“At first, he was a little wild in his stride,” Bill said, “but you could already tell he was going to be on the ice like his brothers.”
The eldest, Mark Pelligra, is now in his 30s. Though he’s married with kids, he still makes time to referee games.
The middle brother, Alex Pelligra, is still very active in the sport as well, continuing to play in men’s leagues post-graduation.
“I think Nate has the most talent of the boys,” Bill said.
Nathan’s mother, Debbie Pelligra, interjected, laughing, to ask her husband to please not say that on the record.
“I think the other boys know that,” Bill continued. “They’re fine with that. They’ve always been competitive but in a brotherly way. They know.”
Nathan grew up in Rochester, New York, where his parents still reside. Though he said the freezing temperatures and proximity to Canada surely played a part, his love of hockey also comes from his parents.
Bill said he grew up loving the sport but playing the street variety mainly, as he said ice hockey was “more of a suburban sport” in the ‘60s.
“It wasn’t until I got to high school that I started skating,” Bill said. “Nowadays, you’d be considered behind the eight ball if you started skating at 13 or 14.”
Like his two eldest sons, Bill continued playing after graduating — in a men’s league for 12 years — before going on to coach his sons’ teams from the time they were 6 to 13.
Nathan’s mother came into their marriage with a similar love of the sport.
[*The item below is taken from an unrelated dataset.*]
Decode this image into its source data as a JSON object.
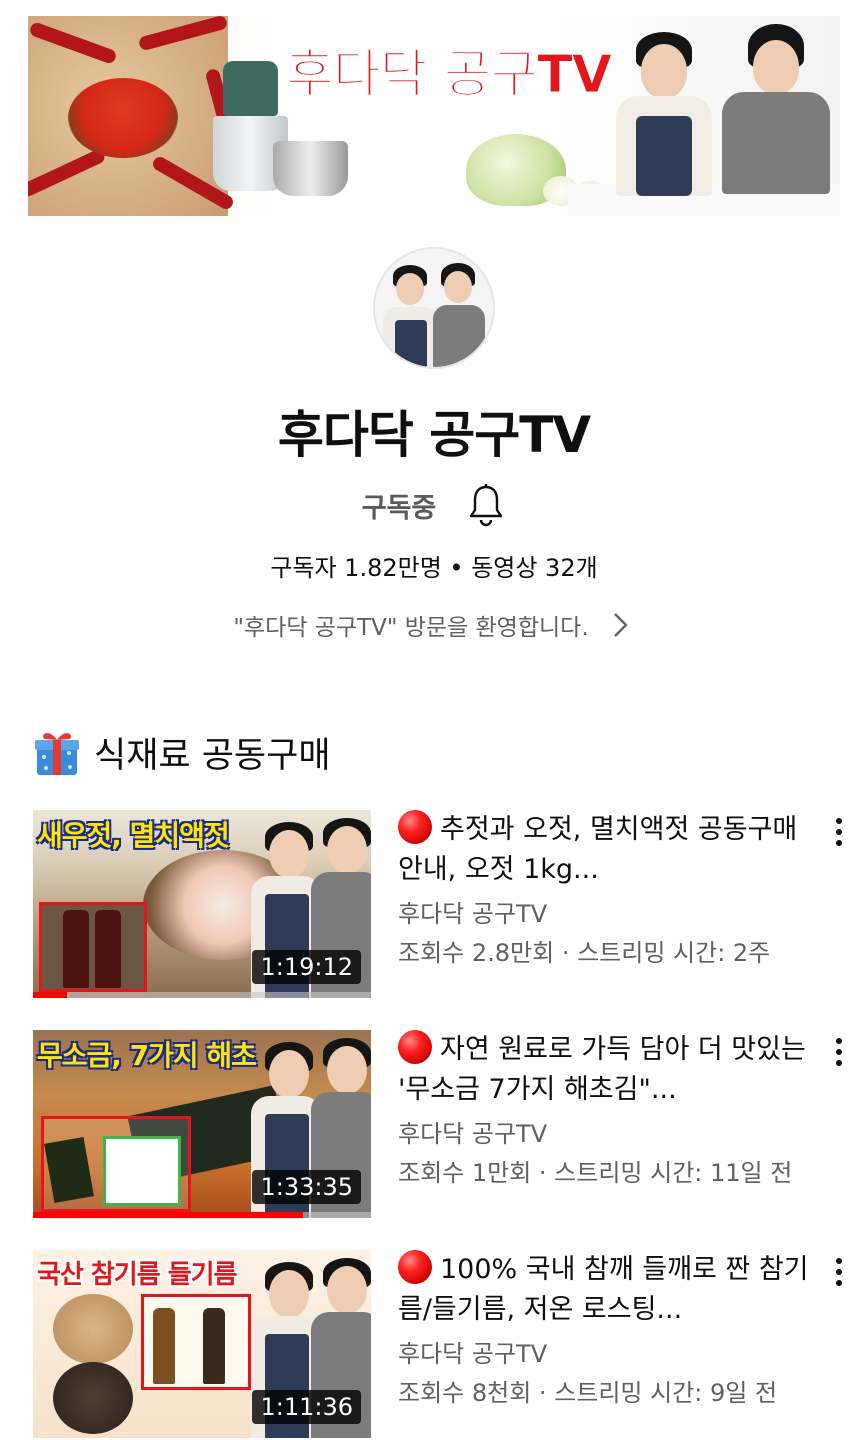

She played field hockey growing up and went to all the local ice hockey games.
“I attribute hockey to helping us raise our children,” Debbie said. “It made them good boys and great men.”
As an example of their son’s good character, Debbie mentioned that Nathan is flying home Thursday for winter break and will be immediately driving from Greater Rochester International Airport to Buffalo to help out a friend whose father has taken ill.
Nathan’s teammate, fellow forward and third highest goal scorer Michael Chemello, expressed similar sentiments.
“Me and Nate — we both think the same way hockey-wise, so it was easy to become friends,” Chemello said. “We both try to work when we can even outside of practices.”
The two see each other four times a week between the two practices and two games Nathan attends on top of his full-time course load and job at Bonita Beach.
“Winning a championship together makes you tighter,” Chemello said. “We’ve got a lot of new players, and you know, you kind of stick with the guys you’ve been with the longest.”
Because of that bond, Chemello was the one to sit Nathan down and tell him to take a break now following his injury.
After blocking a shot sideways and taking a puck to the side of his skate in the home opener, Nathan has been battling a foot injury all season — finally agreeing to use the slower part of the season to sit out the last four games.
With six weeks of rest thanks to the upcoming holiday break, head coach Bob Brinkworth hopes to see Nathan back on the ice and at 100 percent again soon.
“It didn’t take very long to see he’d be an important part of the team,” Brinkworth said. “He played a higher level of hockey than a lot of people that come in here.”
Nathan, who anticipates on graduating in spring, is currently looking to play professionally, either in the states or abroad in Europe. No matter where he ends up, Nathan said his teammates are the best part of the sport.
“My favorite part of being on the ice is probably being with the guys — joking around a lot, running into each other a little bit to let all the stress out,” Nathan said. “It’s fun. Everyone enjoys each other’s company.”